A court decision in support of a Kentucky photographer who declines to shoot same-sex weddings is a victory for religious freedom, advocates for the First Amendment right said.
In an Aug. 14 order, federal judge Justin Walker blocked the city of Louisville from enforcing a law against Chelsey Nelson that requires her to provide her services for a same-sex ceremony if she does so for a wedding between a man and a woman. Walker’s decision enables Nelson, a Christian, to continue to act in her business based on her religious convictions while she continues her legal challenge to Louisville’s Fairness Ordinance.
The order also prevents enforcement of a section of the gay and transgender rights measure that prohibits Nelson from publishing on the website the reasons she photographs and edits photos of only male-female weddings.
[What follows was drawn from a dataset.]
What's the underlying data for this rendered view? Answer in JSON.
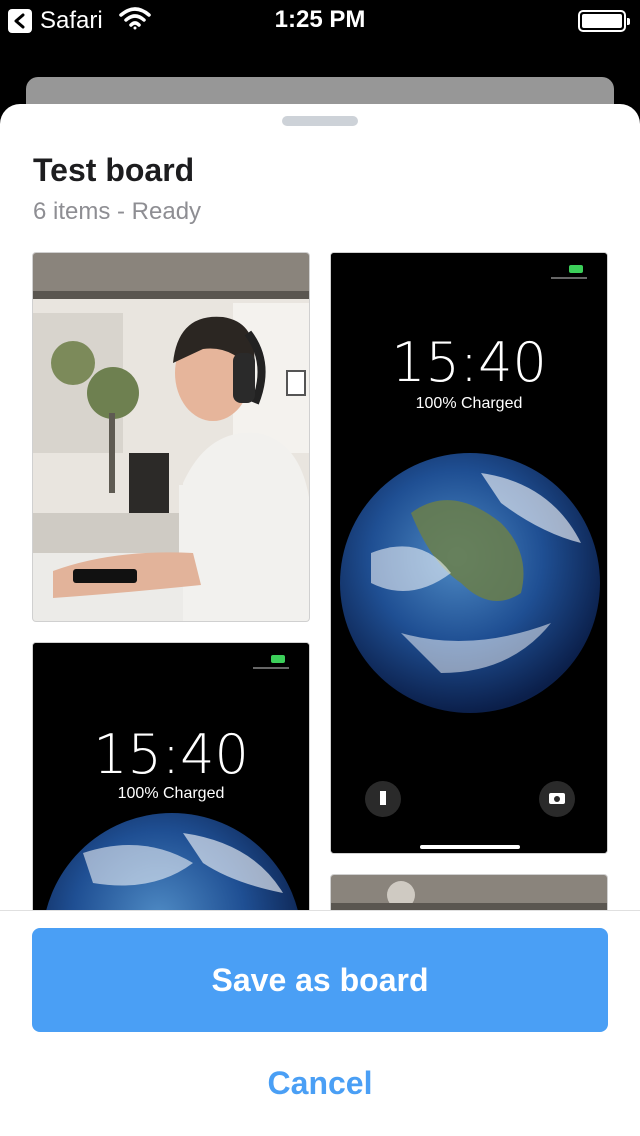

Nelson blogs about weddings and other subjects on her business’ website.
Walker’s decision “affirms that our consciences matter, and we are encouraged to see the courts respect the conscience rights of creative professionals in Kentucky,” said Travis Wussow, general counsel and vice president for public policy of the Southern Baptist Ethics & Religious Liberty Commission (ERLC). “When the government respects these fundamental rights, it is good not just for people of faith but for all Americans.”
The ERLC responded on Twitter by commending the decision and quoting its president, Russell Moore, who had said of an earlier Supreme Court decision in a similar case, “What we don’t need is a government forcing people to use their gifts to say things that go against their deepest held convictions.”
Jonathan Scruggs, senior counsel for Alliance Defending Freedom (ADF) who represented Nelson before the court, said photographers and writers like her “should be free to peacefully live and work according to their faith without fear of unjust punishment by the government. She serves everyone. She simply cannot endorse or participate in ceremonies she objects to, and the city has no right to eliminate the editorial control she has over her own photographs and blogs.”
In granting a preliminary injunction, Walker – who has been confirmed as a judge on the U.S. Court of Appeals for the District of Columbia – said Nelson is “substantially likely” to prevail in her claim the ordinance violates her freedom of speech.
“Just as gay and lesbian Americans ‘cannot be treated as social outcasts or as inferior in dignity and worth,’ neither can Americans ‘with a deep faith that requires them to do things passing legislative majorities might find unseemly or uncouth,’” Walker wrote in quoting from previous Supreme Court opinions. “‘They are members of the community too.’
“And under our Constitution, the government can’t force them to march for, or salute in favor of, or create an artistic expression that celebrates, a marriage that their conscience doesn’t condone.”
Walker wrote, “America is wide enough for those who applaud same-sex marriage and those who refuse to. The Constitution does not require a choice between gay rights and freedom of speech. It demands both.”
The ruling is another in a continuing series of legal conflicts between the freedom of Christian and other religious individuals and institutions to act upon their convictions and the freedom of lesbian, gay, bisexual and transgender people.
In his order, Walker cited two 2019 court decisions with which his ruling agreed:
– A panel of the Eighth Circuit Court of Appeals in St. Louis ruled a federal judge wrongly dismissed the free-speech and free-exercise-of-religion claims of Minnesota filmmakers Carl and Angel Larsen, who refuse to create videos of same-sex weddings because they believe marriage is only between a man and a woman.
– The Arizona Supreme Court decided the city of Phoenix violated the freedom of speech and religion of artists Joanna Duka and Breanna Koski, who own Brush & Nib Studio and decline to create custom invitations for gay weddings.
The U.S. Department of Justice filed a statement with the court in support of Nelson in February, according to ADF.
(EDITOR’S NOTE – Tom Strode is Washington bureau chief for Baptist Press.)